Alan Pardew got the win he craved as Newcastle fought back Sunday to beat former club Southampton 4-2 and complete a good week.
The Magpies, who booked their place in the last 16 of the Europa League in Ukraine on Thursday evening, added three priceless Premier League points to their haul to ease themselves six clear of the relegation zone.
For Pardew, who was sacked by the Saints in August 2010, the win -- his side's third in four league games -- served up a measure of revenge for November's 2-0 defeat on the South Coast, but more importantly, allowed him to start looking upward once again rather than anxiously over his shoulder.
Rickie Lambert, a player who was given his Saints chance by Pardew, leveled five minutes into the second half, but Yohan Cabaye's 67th-minute penalty and a Jos Hooiveld own goal 11 minutes from time ensured that the points stayed on Tyneside.
It was France day at St. James' Park on Sunday as Newcastle celebrated the seven-man Gallic influence within its squad, but it was an eighth compatriot who was first to make his mark on the game when Schneiderlin thumped home after Lambert had headed down Jack Cork's deep cross.
The Saints started with a high tempo as they pressed their hosts back deep inside their own half and paid particular attention to midfielder playmaker Cabaye, who was driven further and further toward his won goal by the efforts of Steve Davis and Cork.
However, Newcastle gradually forced its way into the game and might have been level with 15 minutes gone when Cisse set up Sissoko to fire a rasping shot across goal that may have been going just wide, but was too close for keeper Artur Boric not to make sure.
Cisse probably should have equalized three minutes later when the hard-working Yoan Gouffran's shot fell nicely for him on the six-yard line, but as he span, he sliced his effort well wide.
Newcastle had to wait until 12 minutes before the break to restore parity, but it was worth waiting for.
Cabaye was starting to find more space and when he played a lovely ball down the line for Gouffran, the wide man twisted and turned his way past full-back Nathaniel Clyne to drill in a cross to which Sissoko applied the decisive touch.

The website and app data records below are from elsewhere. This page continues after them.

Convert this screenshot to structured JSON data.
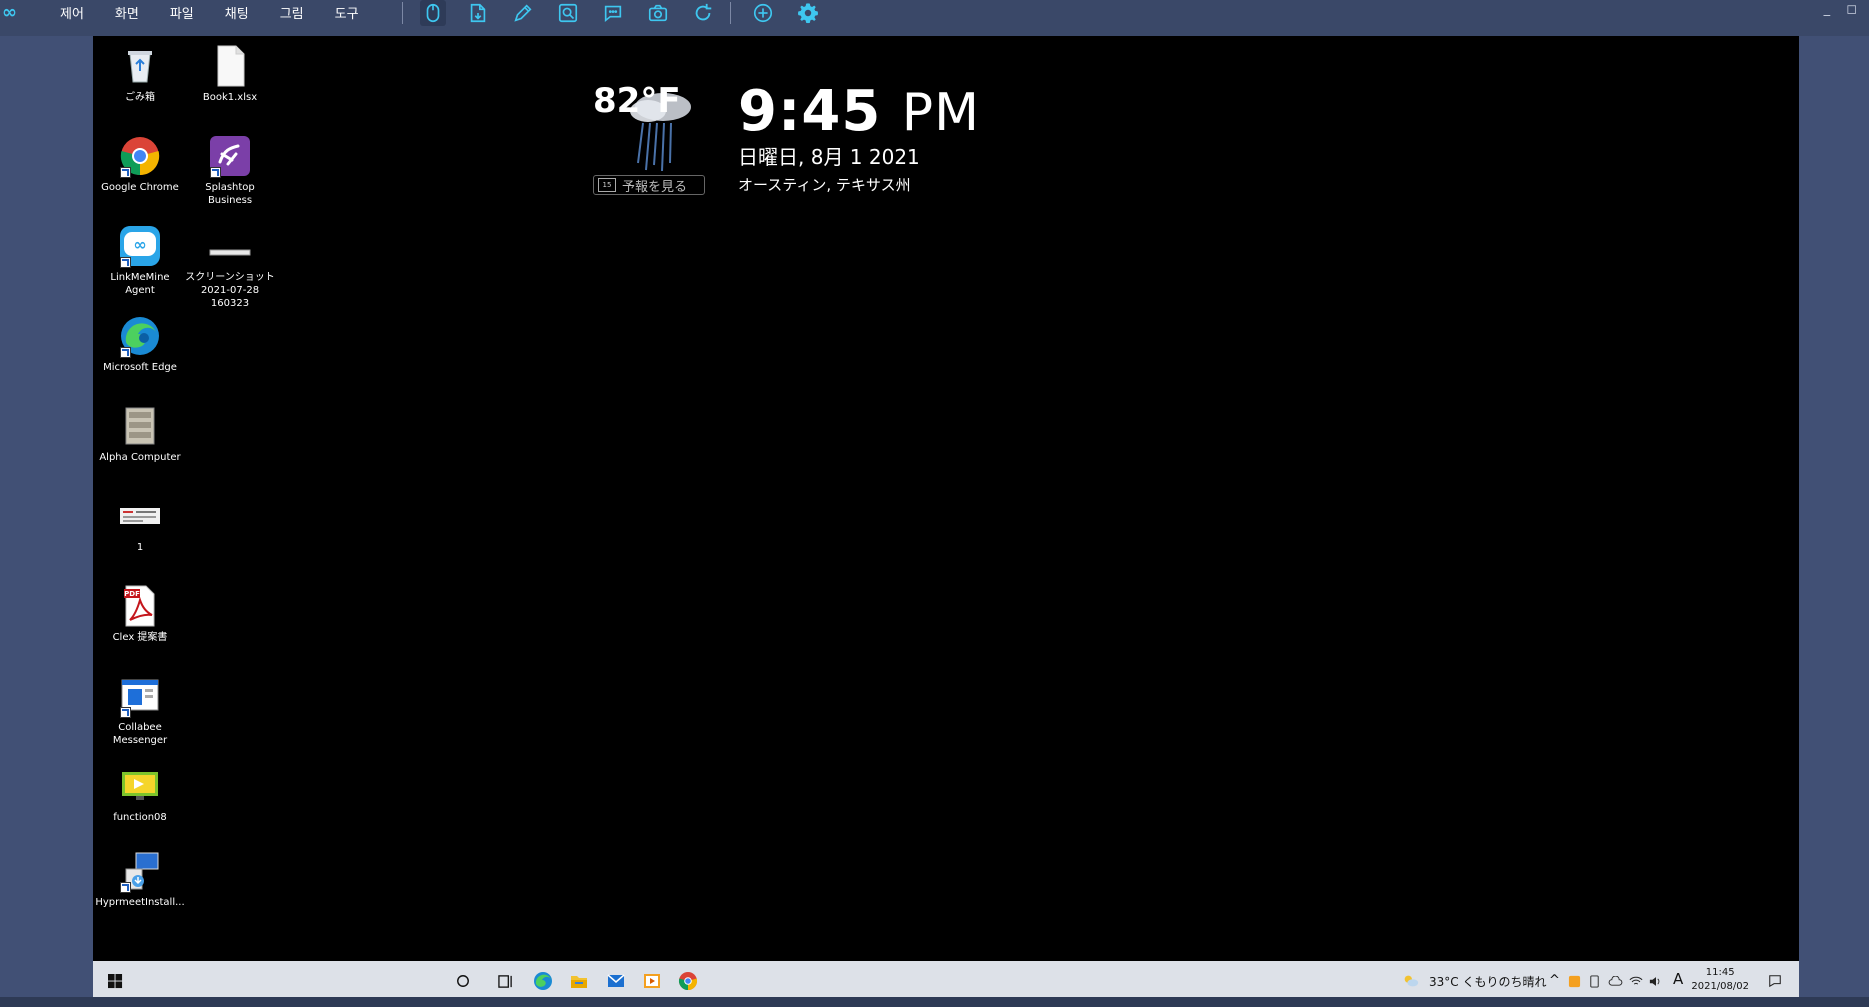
{
  "toolbar": {
    "logo": "∞",
    "menus": [
      "제어",
      "화면",
      "파일",
      "채팅",
      "그림",
      "도구"
    ],
    "tools": [
      "mouse-icon",
      "file-transfer-icon",
      "pen-icon",
      "image-search-icon",
      "chat-icon",
      "camera-icon",
      "refresh-icon",
      "add-circle-icon",
      "gear-icon"
    ],
    "accent": "#3ec7f0",
    "window_controls": "_ ◻"
  },
  "desktop": {
    "icons": [
      {
        "label": "ごみ箱",
        "icon": "recycle-bin-icon"
      },
      {
        "label": "Book1.xlsx",
        "icon": "document-icon"
      },
      {
        "label": "Google Chrome",
        "icon": "chrome-icon"
      },
      {
        "label": "Splashtop Business",
        "icon": "splashtop-icon"
      },
      {
        "label": "LinkMeMine Agent",
        "icon": "linkmemine-icon"
      },
      {
        "label": "スクリーンショット 2021-07-28 160323",
        "icon": "screenshot-file-icon"
      },
      {
        "label": "Microsoft Edge",
        "icon": "edge-icon"
      },
      {
        "label": "Alpha Computer",
        "icon": "alpha-computer-icon"
      },
      {
        "label": "1",
        "icon": "image-file-icon"
      },
      {
        "label": "Clex 提案書",
        "icon": "pdf-icon"
      },
      {
        "label": "Collabee Messenger",
        "icon": "collabee-icon"
      },
      {
        "label": "function08",
        "icon": "video-icon"
      },
      {
        "label": "HyprmeetInstall...",
        "icon": "installer-icon"
      }
    ]
  },
  "widget": {
    "temperature": "82°F",
    "forecast_button": "予報を見る",
    "forecast_cal": "15",
    "time": "9:45",
    "ampm": "PM",
    "date": "日曜日, 8月 1 2021",
    "location": "オースティン, テキサス州"
  },
  "taskbar": {
    "weather": "33°C くもりのち晴れ",
    "ime": "A",
    "clock_time": "11:45",
    "clock_date": "2021/08/02"
  }
}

There was better to come, however, with three minutes of the half remaining, and this time it was keeper Rob Elliot, making his Premier League debut, who was the provider.
His clearance sailed over Sissoko as he challenged for it, but sat up nicely for Cisse.
The Senegal international has been going through a difficult spell recently, but his dipping volley seared over the helpless Boruc and went in off the underside of the crossbar to rekindle memories of his glorious 13-goal streak during the second half of last season.
His foul on Lambert allowed the striker to take aim at goal from the resulting free kick, and Elliot had to dive full-stretch to his left to save.
The Magpies failed to heed the warning and were made to pay for it three minutes later when Adam Lallana was given time and space down the right and cross for Lambert to steer home the equalizer.
Newcastle was fortunate not to fall behind within three minutes when Lambert climbed highest to meet another Lallana cross but directed his header wide of the target.
Pardew's men were in some disarray and Elliot was relieved to see a 55th-minute effort from Lallana skid wide of the far post, but they gradually began to impose themselves once again, although without really threatening Boruc's goal.
However, they took the lead once again with 67 minutes played, although perhaps in controversial fashion.
Cabaye picked out Mathieu Debuchy with a fine ball over the top and the full back's volleyed cross hit Danny Fox on the arm.
Referee Chris Foy pointed to the spot as Southampton's protests counted for nothing, and Cabaye stepped up to send Boruc the wrong way to make it 3-2.
Things got worse for the visitors and Fox in particular with 11 minutes remaining when Fox blasted Davide Santon's cross against Hooiveld and saw the ball fly past the helpless Boruc and into the net.